### Exercise data
━━━

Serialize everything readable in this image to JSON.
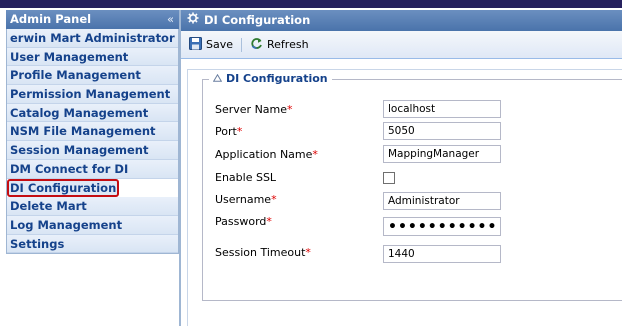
{
  "sidebar": {
    "title": "Admin Panel",
    "collapse_icon": "«",
    "items": [
      {
        "label": "erwin Mart Administrator"
      },
      {
        "label": "User Management"
      },
      {
        "label": "Profile Management"
      },
      {
        "label": "Permission Management"
      },
      {
        "label": "Catalog Management"
      },
      {
        "label": "NSM File Management"
      },
      {
        "label": "Session Management"
      },
      {
        "label": "DM Connect for DI"
      },
      {
        "label": "DI Configuration",
        "active": true
      },
      {
        "label": "Delete Mart"
      },
      {
        "label": "Log Management"
      },
      {
        "label": "Settings"
      }
    ]
  },
  "main": {
    "title": "DI Configuration",
    "toolbar": {
      "save_label": "Save",
      "refresh_label": "Refresh"
    },
    "fieldset": {
      "legend": "DI Configuration",
      "fields": {
        "server_name": {
          "label": "Server Name",
          "required": "*",
          "value": "localhost"
        },
        "port": {
          "label": "Port",
          "required": "*",
          "value": "5050"
        },
        "application_name": {
          "label": "Application Name",
          "required": "*",
          "value": "MappingManager"
        },
        "enable_ssl": {
          "label": "Enable SSL",
          "checked": false
        },
        "username": {
          "label": "Username",
          "required": "*",
          "value": "Administrator"
        },
        "password": {
          "label": "Password",
          "required": "*",
          "value": "•••••••••••••"
        },
        "session_timeout": {
          "label": "Session Timeout",
          "required": "*",
          "value": "1440"
        }
      }
    }
  },
  "colors": {
    "header_blue": "#4a73ab",
    "nav_text": "#15428b",
    "active_border": "#c40d12",
    "required": "#dd0000",
    "top_bar": "#26215e"
  }
}
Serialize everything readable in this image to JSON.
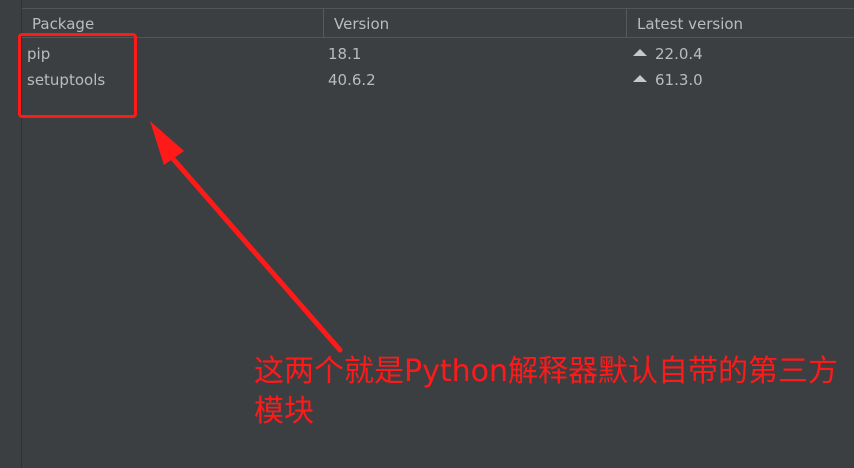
{
  "table": {
    "columns": [
      "Package",
      "Version",
      "Latest version"
    ],
    "rows": [
      {
        "package": "pip",
        "version": "18.1",
        "latest": "22.0.4"
      },
      {
        "package": "setuptools",
        "version": "40.6.2",
        "latest": "61.3.0"
      }
    ]
  },
  "annotation": {
    "text": "这两个就是Python解释器默认自带的第三方模块",
    "color": "#ff1a1a"
  },
  "icons": {
    "upgrade": "upgrade-available-icon"
  }
}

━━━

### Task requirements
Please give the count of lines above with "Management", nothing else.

### Answer area
7